Yeah, I’m slowly getting there! So maybe I’ll head over there more full time, who knows.
I wanted to talk about your first EP, Alphaville. I read that it was named after an old French film – are things like this a particular influence for you?
Not as a whole, but that particular film really was for some reason. I just watched it and it captured something in me… It had a mood that I’d never really come across before, and it was a mood that I was like, ‘Right, I want to create music that sounds the way that feels.’ So that was the kind of plan for that release. I used a lot of the vocals and audio from the film as well. So that definitely set me off on a path. I remember very specifically watching it on a train journey. It’s this weird mix of romance but tension but future… It’s just quite a bizarre film. Maybe I was just really hungover. I was easily impacted at the time.
An emotional state…
That’s probably more accurately the case, but it’s less poetic. Anyway that’s what kicked off my EP and I’ve tried to carry on that mood throughout my music: a juxtaposition of romance and also slightly a moodier side.

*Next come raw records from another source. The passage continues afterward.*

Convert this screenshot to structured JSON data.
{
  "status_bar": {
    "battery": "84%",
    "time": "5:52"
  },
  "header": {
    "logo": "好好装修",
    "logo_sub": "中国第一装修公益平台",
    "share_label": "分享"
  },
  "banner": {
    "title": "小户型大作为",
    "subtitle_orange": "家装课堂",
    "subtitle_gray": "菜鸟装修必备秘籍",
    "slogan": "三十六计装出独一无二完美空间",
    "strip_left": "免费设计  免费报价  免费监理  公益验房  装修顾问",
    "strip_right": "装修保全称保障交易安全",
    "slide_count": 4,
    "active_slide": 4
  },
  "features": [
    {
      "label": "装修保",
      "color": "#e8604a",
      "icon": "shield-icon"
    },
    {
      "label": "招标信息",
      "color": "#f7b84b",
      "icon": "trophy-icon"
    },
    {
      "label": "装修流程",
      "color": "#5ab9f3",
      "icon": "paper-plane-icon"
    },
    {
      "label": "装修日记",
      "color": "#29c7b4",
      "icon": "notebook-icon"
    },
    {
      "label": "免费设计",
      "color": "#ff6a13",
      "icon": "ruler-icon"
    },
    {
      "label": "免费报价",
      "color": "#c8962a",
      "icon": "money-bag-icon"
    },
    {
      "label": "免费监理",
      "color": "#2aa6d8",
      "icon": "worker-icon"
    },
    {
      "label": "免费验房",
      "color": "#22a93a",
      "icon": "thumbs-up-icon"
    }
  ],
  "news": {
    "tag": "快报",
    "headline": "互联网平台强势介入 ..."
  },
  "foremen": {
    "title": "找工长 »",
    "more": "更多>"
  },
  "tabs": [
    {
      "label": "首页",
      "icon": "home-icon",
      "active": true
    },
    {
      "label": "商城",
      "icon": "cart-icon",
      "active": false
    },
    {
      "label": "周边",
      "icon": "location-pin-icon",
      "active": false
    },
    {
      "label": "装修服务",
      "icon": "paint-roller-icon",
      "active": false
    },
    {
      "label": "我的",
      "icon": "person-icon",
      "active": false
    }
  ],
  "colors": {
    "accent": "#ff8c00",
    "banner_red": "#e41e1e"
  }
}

Can you tell us more about your new EP? What was the thinking behind it?
So yeah, the new EP is called Brokenhearted, which is named after the A side. I made this quite purposefully as a reference to Alphaville. Alphaville was more electronic-oriented – some broken drum patterns… Everything I’ve done since then has been more sort of 4/4 House, and I get some messages from people saying “Oh we really liked the first bits of music that we first discovered from you,” and I still really like those parts of what I wrote as well, so this was very purposefully something to kind of give back to those people, or to draw that link to say I’m still doing stuff that’s a bit like this. So I’d say it’s a bit more in the electronic world and has a similar feeling to some of the older stuff I was putting out. So it’s a little bit of a throwback EP before I plough forward with the House in 2017.

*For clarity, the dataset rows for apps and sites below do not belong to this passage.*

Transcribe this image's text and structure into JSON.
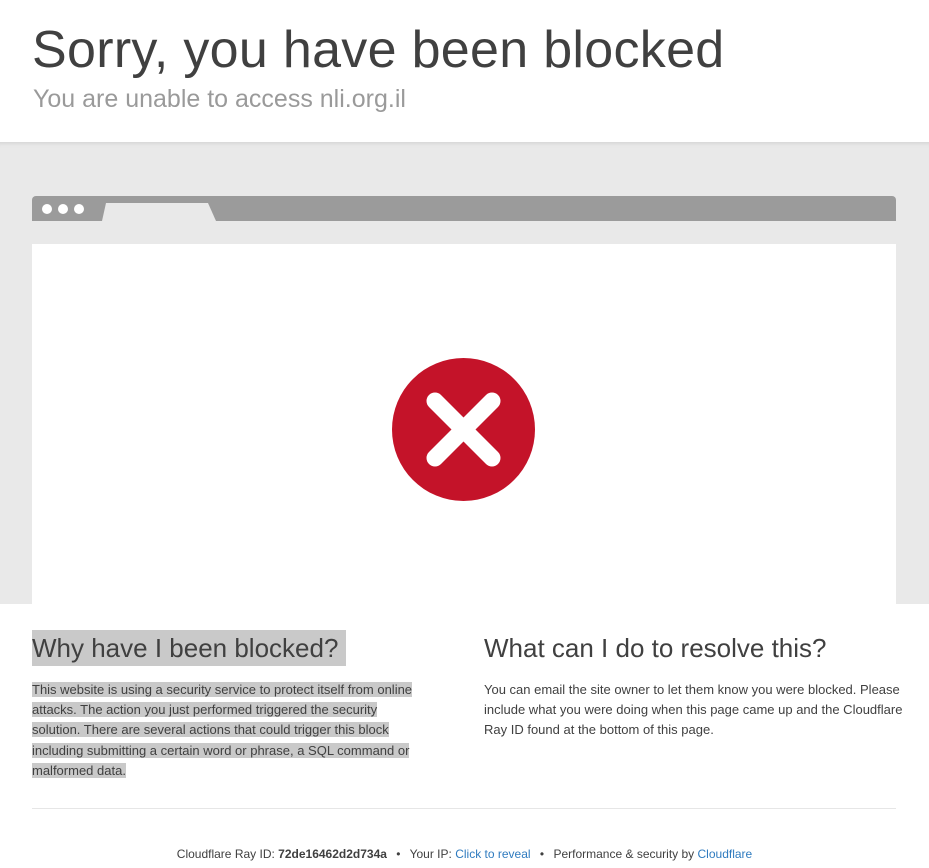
{
  "header": {
    "title": "Sorry, you have been blocked",
    "subtitle": "You are unable to access nli.org.il"
  },
  "illustration": {
    "icon": "error-x-circle-icon",
    "icon_color": "#c41329"
  },
  "why_section": {
    "heading": "Why have I been blocked?",
    "lines": [
      "This website is using a security service to protect itself from online",
      "attacks. The action you just performed triggered the security",
      "solution. There are several actions that could trigger this block",
      "including submitting a certain word or phrase, a SQL command or",
      "malformed data."
    ]
  },
  "resolve_section": {
    "heading": "What can I do to resolve this?",
    "text": "You can email the site owner to let them know you were blocked. Please include what you were doing when this page came up and the Cloudflare Ray ID found at the bottom of this page."
  },
  "footer": {
    "ray_label": "Cloudflare Ray ID:",
    "ray_id": "72de16462d2d734a",
    "separator": "•",
    "ip_label": "Your IP:",
    "ip_link": "Click to reveal",
    "perf_label": "Performance & security by",
    "perf_link": "Cloudflare"
  },
  "colors": {
    "highlight": "#c9c9c9",
    "link": "#2f7bbf",
    "band": "#e9e9e9",
    "browser_bar": "#9b9b9b"
  }
}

I was going to say, what sort of direction are you thinking of going in next?
I am going to carry on as I have been, but this was my kind of throwback thing. I’ve got some stuff planned to come out in 2017 that’s maybe a bit more on the same level.
Have you got any dates or shows to look forward to?

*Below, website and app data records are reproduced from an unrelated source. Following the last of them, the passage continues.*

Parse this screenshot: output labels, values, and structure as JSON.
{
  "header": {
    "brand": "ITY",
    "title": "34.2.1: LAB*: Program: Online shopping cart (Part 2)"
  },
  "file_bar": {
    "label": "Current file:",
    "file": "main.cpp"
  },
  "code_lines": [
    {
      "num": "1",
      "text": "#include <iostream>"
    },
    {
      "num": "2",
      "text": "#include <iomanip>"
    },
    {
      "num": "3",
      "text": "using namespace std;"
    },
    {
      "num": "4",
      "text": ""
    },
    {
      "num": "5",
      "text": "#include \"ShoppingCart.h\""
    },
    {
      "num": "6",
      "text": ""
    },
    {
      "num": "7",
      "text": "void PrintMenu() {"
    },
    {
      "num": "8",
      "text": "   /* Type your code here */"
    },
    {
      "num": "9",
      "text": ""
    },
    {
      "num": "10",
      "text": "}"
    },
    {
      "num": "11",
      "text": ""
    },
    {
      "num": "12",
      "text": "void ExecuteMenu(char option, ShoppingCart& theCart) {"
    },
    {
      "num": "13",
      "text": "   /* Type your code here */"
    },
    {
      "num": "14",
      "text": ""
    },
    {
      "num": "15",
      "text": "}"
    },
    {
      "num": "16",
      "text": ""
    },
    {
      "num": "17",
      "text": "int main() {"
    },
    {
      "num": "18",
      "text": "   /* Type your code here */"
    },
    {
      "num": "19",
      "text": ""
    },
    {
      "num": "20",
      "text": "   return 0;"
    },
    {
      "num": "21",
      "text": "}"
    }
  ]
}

Yeah, so I’ve got a US tour starting next week. I’ll be out there for 3 weeks, which should be really fun. Then I’ve got some dotted European dates running until the end of the year. I guess the US one is the more significant, bulkier one.
Do you find there’s a difference between the US crowd and the European crowd?
Yeah, definitely. In a way, because I play out in the US more, playing to that crowd has probably shaped my sound more than my playing in the UK has. I actually rarely play in the UK – I’ve played 3 times this year in the whole country. They like the bigger kick drums over there, kind of boom boom boom, hard-hitting. I think it’s a kind of fallout from the whole EDM thing they had.
Buy Brokenhearted EP here, out now on Birds That Fly.